EXERCISE AIM: From the first line to the last, copy the material exactly.

WORKING DATA:
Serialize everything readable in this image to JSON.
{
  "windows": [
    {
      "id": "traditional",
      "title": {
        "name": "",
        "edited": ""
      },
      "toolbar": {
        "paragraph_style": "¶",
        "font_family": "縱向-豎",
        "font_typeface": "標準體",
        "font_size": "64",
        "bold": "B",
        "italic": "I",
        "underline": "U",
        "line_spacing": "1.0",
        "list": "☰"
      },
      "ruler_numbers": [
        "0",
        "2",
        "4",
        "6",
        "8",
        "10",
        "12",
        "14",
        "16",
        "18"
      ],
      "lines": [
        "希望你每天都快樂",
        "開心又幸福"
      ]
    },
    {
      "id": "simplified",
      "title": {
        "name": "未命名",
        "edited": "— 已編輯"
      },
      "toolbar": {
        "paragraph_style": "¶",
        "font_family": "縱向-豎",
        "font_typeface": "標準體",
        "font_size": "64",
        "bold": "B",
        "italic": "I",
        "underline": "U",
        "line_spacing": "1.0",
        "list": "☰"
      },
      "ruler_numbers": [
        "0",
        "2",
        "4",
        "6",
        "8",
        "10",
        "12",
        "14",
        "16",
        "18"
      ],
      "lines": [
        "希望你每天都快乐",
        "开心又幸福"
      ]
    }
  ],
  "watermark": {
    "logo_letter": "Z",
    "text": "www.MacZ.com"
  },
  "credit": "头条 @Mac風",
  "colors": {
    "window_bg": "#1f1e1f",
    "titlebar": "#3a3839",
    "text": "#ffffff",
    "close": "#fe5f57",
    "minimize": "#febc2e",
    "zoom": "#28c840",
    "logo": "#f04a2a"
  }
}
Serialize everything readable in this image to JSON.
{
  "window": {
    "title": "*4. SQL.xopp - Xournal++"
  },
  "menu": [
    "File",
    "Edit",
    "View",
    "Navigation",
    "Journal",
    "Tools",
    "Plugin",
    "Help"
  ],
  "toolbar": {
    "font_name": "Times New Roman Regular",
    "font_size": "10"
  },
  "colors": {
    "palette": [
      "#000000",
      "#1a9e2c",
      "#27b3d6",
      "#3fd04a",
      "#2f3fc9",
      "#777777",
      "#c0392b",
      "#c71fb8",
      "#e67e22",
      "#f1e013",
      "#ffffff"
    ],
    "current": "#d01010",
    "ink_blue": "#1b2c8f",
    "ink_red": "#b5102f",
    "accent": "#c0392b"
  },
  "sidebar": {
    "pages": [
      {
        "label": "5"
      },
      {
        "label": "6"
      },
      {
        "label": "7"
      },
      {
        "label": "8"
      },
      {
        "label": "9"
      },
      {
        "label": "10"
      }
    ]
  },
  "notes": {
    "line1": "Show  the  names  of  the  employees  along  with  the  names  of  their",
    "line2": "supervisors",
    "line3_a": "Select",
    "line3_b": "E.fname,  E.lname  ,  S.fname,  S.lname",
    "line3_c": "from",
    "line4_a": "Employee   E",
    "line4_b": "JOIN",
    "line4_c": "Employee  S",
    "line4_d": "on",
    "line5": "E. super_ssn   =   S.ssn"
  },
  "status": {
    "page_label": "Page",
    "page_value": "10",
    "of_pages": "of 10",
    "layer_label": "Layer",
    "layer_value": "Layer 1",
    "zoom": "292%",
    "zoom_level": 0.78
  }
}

FINAL ANSWER:
Serialize everything readable in this image to JSON.
{
  "windows": [
    {
      "id": "traditional",
      "title": {
        "name": "",
        "edited": ""
      },
      "toolbar": {
        "paragraph_style": "¶",
        "font_family": "縱向-豎",
        "font_typeface": "標準體",
        "font_size": "64",
        "bold": "B",
        "italic": "I",
        "underline": "U",
        "line_spacing": "1.0",
        "list": "☰"
      },
      "ruler_numbers": [
        "0",
        "2",
        "4",
        "6",
        "8",
        "10",
        "12",
        "14",
        "16",
        "18"
      ],
      "lines": [
        "希望你每天都快樂",
        "開心又幸福"
      ]
    },
    {
      "id": "simplified",
      "title": {
        "name": "未命名",
        "edited": "— 已編輯"
      },
      "toolbar": {
        "paragraph_style": "¶",
        "font_family": "縱向-豎",
        "font_typeface": "標準體",
        "font_size": "64",
        "bold": "B",
        "italic": "I",
        "underline": "U",
        "line_spacing": "1.0",
        "list": "☰"
      },
      "ruler_numbers": [
        "0",
        "2",
        "4",
        "6",
        "8",
        "10",
        "12",
        "14",
        "16",
        "18"
      ],
      "lines": [
        "希望你每天都快乐",
        "开心又幸福"
      ]
    }
  ],
  "watermark": {
    "logo_letter": "Z",
    "text": "www.MacZ.com"
  },
  "credit": "头条 @Mac風",
  "colors": {
    "window_bg": "#1f1e1f",
    "titlebar": "#3a3839",
    "text": "#ffffff",
    "close": "#fe5f57",
    "minimize": "#febc2e",
    "zoom": "#28c840",
    "logo": "#f04a2a"
  }
}
Serialize everything readable in this image to JSON.
{
  "window": {
    "title": "*4. SQL.xopp - Xournal++"
  },
  "menu": [
    "File",
    "Edit",
    "View",
    "Navigation",
    "Journal",
    "Tools",
    "Plugin",
    "Help"
  ],
  "toolbar": {
    "font_name": "Times New Roman Regular",
    "font_size": "10"
  },
  "colors": {
    "palette": [
      "#000000",
      "#1a9e2c",
      "#27b3d6",
      "#3fd04a",
      "#2f3fc9",
      "#777777",
      "#c0392b",
      "#c71fb8",
      "#e67e22",
      "#f1e013",
      "#ffffff"
    ],
    "current": "#d01010",
    "ink_blue": "#1b2c8f",
    "ink_red": "#b5102f",
    "accent": "#c0392b"
  },
  "sidebar": {
    "pages": [
      {
        "label": "5"
      },
      {
        "label": "6"
      },
      {
        "label": "7"
      },
      {
        "label": "8"
      },
      {
        "label": "9"
      },
      {
        "label": "10"
      }
    ]
  },
  "notes": {
    "line1": "Show  the  names  of  the  employees  along  with  the  names  of  their",
    "line2": "supervisors",
    "line3_a": "Select",
    "line3_b": "E.fname,  E.lname  ,  S.fname,  S.lname",
    "line3_c": "from",
    "line4_a": "Employee   E",
    "line4_b": "JOIN",
    "line4_c": "Employee  S",
    "line4_d": "on",
    "line5": "E. super_ssn   =   S.ssn"
  },
  "status": {
    "page_label": "Page",
    "page_value": "10",
    "of_pages": "of 10",
    "layer_label": "Layer",
    "layer_value": "Layer 1",
    "zoom": "292%",
    "zoom_level": 0.78
  }
}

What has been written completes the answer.